Page and application data records
═══

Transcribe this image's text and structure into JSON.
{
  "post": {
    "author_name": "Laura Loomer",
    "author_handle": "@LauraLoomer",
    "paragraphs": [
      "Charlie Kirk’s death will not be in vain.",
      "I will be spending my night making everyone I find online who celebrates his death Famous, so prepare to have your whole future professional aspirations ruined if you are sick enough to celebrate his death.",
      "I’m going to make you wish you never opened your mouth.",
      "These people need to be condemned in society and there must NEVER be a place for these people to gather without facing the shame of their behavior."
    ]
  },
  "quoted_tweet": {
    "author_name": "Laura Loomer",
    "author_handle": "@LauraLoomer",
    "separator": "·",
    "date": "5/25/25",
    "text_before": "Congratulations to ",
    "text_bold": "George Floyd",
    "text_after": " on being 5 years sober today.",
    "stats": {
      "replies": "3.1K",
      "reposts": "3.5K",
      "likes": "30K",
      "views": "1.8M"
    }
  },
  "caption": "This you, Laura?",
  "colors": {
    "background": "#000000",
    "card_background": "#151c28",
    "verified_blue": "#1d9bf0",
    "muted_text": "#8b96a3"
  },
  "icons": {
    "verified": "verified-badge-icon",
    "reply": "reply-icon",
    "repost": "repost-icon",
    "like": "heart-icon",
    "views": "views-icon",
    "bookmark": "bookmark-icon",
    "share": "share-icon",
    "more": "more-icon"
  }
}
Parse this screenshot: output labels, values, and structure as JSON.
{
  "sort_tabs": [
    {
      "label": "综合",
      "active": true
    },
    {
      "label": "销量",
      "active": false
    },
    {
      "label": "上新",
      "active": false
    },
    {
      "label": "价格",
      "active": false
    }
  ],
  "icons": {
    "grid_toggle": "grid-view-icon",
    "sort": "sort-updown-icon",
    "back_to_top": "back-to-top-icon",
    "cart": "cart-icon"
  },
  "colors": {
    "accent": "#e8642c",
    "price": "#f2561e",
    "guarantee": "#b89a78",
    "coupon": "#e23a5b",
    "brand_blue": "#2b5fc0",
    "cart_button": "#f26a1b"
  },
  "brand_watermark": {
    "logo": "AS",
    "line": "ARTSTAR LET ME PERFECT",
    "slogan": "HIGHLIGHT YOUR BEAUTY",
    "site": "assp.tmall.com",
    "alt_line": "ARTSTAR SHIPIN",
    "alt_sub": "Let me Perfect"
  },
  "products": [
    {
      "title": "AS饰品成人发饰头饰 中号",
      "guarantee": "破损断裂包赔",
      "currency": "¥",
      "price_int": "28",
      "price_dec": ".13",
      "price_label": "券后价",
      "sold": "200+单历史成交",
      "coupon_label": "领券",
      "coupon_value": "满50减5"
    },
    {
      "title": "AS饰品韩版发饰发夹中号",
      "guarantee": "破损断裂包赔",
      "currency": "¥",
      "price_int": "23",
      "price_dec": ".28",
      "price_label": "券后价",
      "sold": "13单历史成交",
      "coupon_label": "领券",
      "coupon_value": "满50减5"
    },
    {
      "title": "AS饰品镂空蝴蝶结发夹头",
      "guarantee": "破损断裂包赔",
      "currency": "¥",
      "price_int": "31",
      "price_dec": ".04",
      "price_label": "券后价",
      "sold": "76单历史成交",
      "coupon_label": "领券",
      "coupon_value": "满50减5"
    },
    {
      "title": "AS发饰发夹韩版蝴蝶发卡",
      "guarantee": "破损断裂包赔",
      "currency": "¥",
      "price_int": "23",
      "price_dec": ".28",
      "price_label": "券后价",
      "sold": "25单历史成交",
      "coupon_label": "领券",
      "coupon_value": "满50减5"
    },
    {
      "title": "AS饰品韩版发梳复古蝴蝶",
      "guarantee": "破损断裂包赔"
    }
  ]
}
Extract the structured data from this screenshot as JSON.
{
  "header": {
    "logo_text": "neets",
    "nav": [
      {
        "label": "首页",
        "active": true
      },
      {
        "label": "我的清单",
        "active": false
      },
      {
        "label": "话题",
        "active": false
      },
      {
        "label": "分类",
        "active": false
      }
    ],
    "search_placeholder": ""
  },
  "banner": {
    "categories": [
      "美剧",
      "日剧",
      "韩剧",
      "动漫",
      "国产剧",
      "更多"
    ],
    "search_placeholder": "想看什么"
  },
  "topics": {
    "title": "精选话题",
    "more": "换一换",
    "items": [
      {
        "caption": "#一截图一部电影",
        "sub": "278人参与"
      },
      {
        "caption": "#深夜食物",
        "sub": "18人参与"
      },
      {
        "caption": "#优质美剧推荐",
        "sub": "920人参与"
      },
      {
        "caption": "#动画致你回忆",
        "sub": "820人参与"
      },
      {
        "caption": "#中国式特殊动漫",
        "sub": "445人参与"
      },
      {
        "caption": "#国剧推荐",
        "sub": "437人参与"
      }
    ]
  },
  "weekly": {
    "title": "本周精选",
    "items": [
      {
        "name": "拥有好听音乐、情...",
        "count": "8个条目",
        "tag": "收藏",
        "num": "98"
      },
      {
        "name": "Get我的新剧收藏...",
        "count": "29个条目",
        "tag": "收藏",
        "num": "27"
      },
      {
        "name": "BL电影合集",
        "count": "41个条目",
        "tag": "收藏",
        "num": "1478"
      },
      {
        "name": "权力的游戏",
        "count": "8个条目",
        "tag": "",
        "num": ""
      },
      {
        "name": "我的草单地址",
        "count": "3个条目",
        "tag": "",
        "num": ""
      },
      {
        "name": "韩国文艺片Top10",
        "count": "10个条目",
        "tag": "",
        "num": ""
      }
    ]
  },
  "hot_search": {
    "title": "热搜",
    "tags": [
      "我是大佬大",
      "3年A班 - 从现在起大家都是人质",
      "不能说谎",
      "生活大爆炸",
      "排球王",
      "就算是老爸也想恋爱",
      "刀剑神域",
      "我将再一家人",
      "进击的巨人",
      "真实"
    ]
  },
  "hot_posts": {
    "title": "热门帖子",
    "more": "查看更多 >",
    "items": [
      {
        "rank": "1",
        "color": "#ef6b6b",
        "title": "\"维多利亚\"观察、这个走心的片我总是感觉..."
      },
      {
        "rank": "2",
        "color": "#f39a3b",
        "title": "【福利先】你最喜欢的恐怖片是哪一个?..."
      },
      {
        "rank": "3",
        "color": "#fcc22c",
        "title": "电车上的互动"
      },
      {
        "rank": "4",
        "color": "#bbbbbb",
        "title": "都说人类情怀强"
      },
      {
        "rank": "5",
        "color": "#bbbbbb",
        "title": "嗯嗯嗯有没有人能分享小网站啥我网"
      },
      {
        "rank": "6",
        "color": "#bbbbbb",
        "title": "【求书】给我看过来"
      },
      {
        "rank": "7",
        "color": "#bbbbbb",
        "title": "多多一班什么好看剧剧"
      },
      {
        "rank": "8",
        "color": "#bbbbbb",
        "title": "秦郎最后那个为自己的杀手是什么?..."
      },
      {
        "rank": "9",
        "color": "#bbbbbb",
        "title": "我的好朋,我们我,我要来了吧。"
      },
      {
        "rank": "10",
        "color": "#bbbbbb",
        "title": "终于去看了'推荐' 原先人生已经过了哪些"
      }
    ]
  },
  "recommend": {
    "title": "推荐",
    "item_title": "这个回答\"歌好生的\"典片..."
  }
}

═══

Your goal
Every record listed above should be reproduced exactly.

Task result
Transcribe this image's text and structure into JSON.
{
  "post": {
    "author_name": "Laura Loomer",
    "author_handle": "@LauraLoomer",
    "paragraphs": [
      "Charlie Kirk’s death will not be in vain.",
      "I will be spending my night making everyone I find online who celebrates his death Famous, so prepare to have your whole future professional aspirations ruined if you are sick enough to celebrate his death.",
      "I’m going to make you wish you never opened your mouth.",
      "These people need to be condemned in society and there must NEVER be a place for these people to gather without facing the shame of their behavior."
    ]
  },
  "quoted_tweet": {
    "author_name": "Laura Loomer",
    "author_handle": "@LauraLoomer",
    "separator": "·",
    "date": "5/25/25",
    "text_before": "Congratulations to ",
    "text_bold": "George Floyd",
    "text_after": " on being 5 years sober today.",
    "stats": {
      "replies": "3.1K",
      "reposts": "3.5K",
      "likes": "30K",
      "views": "1.8M"
    }
  },
  "caption": "This you, Laura?",
  "colors": {
    "background": "#000000",
    "card_background": "#151c28",
    "verified_blue": "#1d9bf0",
    "muted_text": "#8b96a3"
  },
  "icons": {
    "verified": "verified-badge-icon",
    "reply": "reply-icon",
    "repost": "repost-icon",
    "like": "heart-icon",
    "views": "views-icon",
    "bookmark": "bookmark-icon",
    "share": "share-icon",
    "more": "more-icon"
  }
}
Parse this screenshot: output labels, values, and structure as JSON.
{
  "sort_tabs": [
    {
      "label": "综合",
      "active": true
    },
    {
      "label": "销量",
      "active": false
    },
    {
      "label": "上新",
      "active": false
    },
    {
      "label": "价格",
      "active": false
    }
  ],
  "icons": {
    "grid_toggle": "grid-view-icon",
    "sort": "sort-updown-icon",
    "back_to_top": "back-to-top-icon",
    "cart": "cart-icon"
  },
  "colors": {
    "accent": "#e8642c",
    "price": "#f2561e",
    "guarantee": "#b89a78",
    "coupon": "#e23a5b",
    "brand_blue": "#2b5fc0",
    "cart_button": "#f26a1b"
  },
  "brand_watermark": {
    "logo": "AS",
    "line": "ARTSTAR LET ME PERFECT",
    "slogan": "HIGHLIGHT YOUR BEAUTY",
    "site": "assp.tmall.com",
    "alt_line": "ARTSTAR SHIPIN",
    "alt_sub": "Let me Perfect"
  },
  "products": [
    {
      "title": "AS饰品成人发饰头饰 中号",
      "guarantee": "破损断裂包赔",
      "currency": "¥",
      "price_int": "28",
      "price_dec": ".13",
      "price_label": "券后价",
      "sold": "200+单历史成交",
      "coupon_label": "领券",
      "coupon_value": "满50减5"
    },
    {
      "title": "AS饰品韩版发饰发夹中号",
      "guarantee": "破损断裂包赔",
      "currency": "¥",
      "price_int": "23",
      "price_dec": ".28",
      "price_label": "券后价",
      "sold": "13单历史成交",
      "coupon_label": "领券",
      "coupon_value": "满50减5"
    },
    {
      "title": "AS饰品镂空蝴蝶结发夹头",
      "guarantee": "破损断裂包赔",
      "currency": "¥",
      "price_int": "31",
      "price_dec": ".04",
      "price_label": "券后价",
      "sold": "76单历史成交",
      "coupon_label": "领券",
      "coupon_value": "满50减5"
    },
    {
      "title": "AS发饰发夹韩版蝴蝶发卡",
      "guarantee": "破损断裂包赔",
      "currency": "¥",
      "price_int": "23",
      "price_dec": ".28",
      "price_label": "券后价",
      "sold": "25单历史成交",
      "coupon_label": "领券",
      "coupon_value": "满50减5"
    },
    {
      "title": "AS饰品韩版发梳复古蝴蝶",
      "guarantee": "破损断裂包赔"
    }
  ]
}
Extract the structured data from this screenshot as JSON.
{
  "header": {
    "logo_text": "neets",
    "nav": [
      {
        "label": "首页",
        "active": true
      },
      {
        "label": "我的清单",
        "active": false
      },
      {
        "label": "话题",
        "active": false
      },
      {
        "label": "分类",
        "active": false
      }
    ],
    "search_placeholder": ""
  },
  "banner": {
    "categories": [
      "美剧",
      "日剧",
      "韩剧",
      "动漫",
      "国产剧",
      "更多"
    ],
    "search_placeholder": "想看什么"
  },
  "topics": {
    "title": "精选话题",
    "more": "换一换",
    "items": [
      {
        "caption": "#一截图一部电影",
        "sub": "278人参与"
      },
      {
        "caption": "#深夜食物",
        "sub": "18人参与"
      },
      {
        "caption": "#优质美剧推荐",
        "sub": "920人参与"
      },
      {
        "caption": "#动画致你回忆",
        "sub": "820人参与"
      },
      {
        "caption": "#中国式特殊动漫",
        "sub": "445人参与"
      },
      {
        "caption": "#国剧推荐",
        "sub": "437人参与"
      }
    ]
  },
  "weekly": {
    "title": "本周精选",
    "items": [
      {
        "name": "拥有好听音乐、情...",
        "count": "8个条目",
        "tag": "收藏",
        "num": "98"
      },
      {
        "name": "Get我的新剧收藏...",
        "count": "29个条目",
        "tag": "收藏",
        "num": "27"
      },
      {
        "name": "BL电影合集",
        "count": "41个条目",
        "tag": "收藏",
        "num": "1478"
      },
      {
        "name": "权力的游戏",
        "count": "8个条目",
        "tag": "",
        "num": ""
      },
      {
        "name": "我的草单地址",
        "count": "3个条目",
        "tag": "",
        "num": ""
      },
      {
        "name": "韩国文艺片Top10",
        "count": "10个条目",
        "tag": "",
        "num": ""
      }
    ]
  },
  "hot_search": {
    "title": "热搜",
    "tags": [
      "我是大佬大",
      "3年A班 - 从现在起大家都是人质",
      "不能说谎",
      "生活大爆炸",
      "排球王",
      "就算是老爸也想恋爱",
      "刀剑神域",
      "我将再一家人",
      "进击的巨人",
      "真实"
    ]
  },
  "hot_posts": {
    "title": "热门帖子",
    "more": "查看更多 >",
    "items": [
      {
        "rank": "1",
        "color": "#ef6b6b",
        "title": "\"维多利亚\"观察、这个走心的片我总是感觉..."
      },
      {
        "rank": "2",
        "color": "#f39a3b",
        "title": "【福利先】你最喜欢的恐怖片是哪一个?..."
      },
      {
        "rank": "3",
        "color": "#fcc22c",
        "title": "电车上的互动"
      },
      {
        "rank": "4",
        "color": "#bbbbbb",
        "title": "都说人类情怀强"
      },
      {
        "rank": "5",
        "color": "#bbbbbb",
        "title": "嗯嗯嗯有没有人能分享小网站啥我网"
      },
      {
        "rank": "6",
        "color": "#bbbbbb",
        "title": "【求书】给我看过来"
      },
      {
        "rank": "7",
        "color": "#bbbbbb",
        "title": "多多一班什么好看剧剧"
      },
      {
        "rank": "8",
        "color": "#bbbbbb",
        "title": "秦郎最后那个为自己的杀手是什么?..."
      },
      {
        "rank": "9",
        "color": "#bbbbbb",
        "title": "我的好朋,我们我,我要来了吧。"
      },
      {
        "rank": "10",
        "color": "#bbbbbb",
        "title": "终于去看了'推荐' 原先人生已经过了哪些"
      }
    ]
  },
  "recommend": {
    "title": "推荐",
    "item_title": "这个回答\"歌好生的\"典片..."
  }
}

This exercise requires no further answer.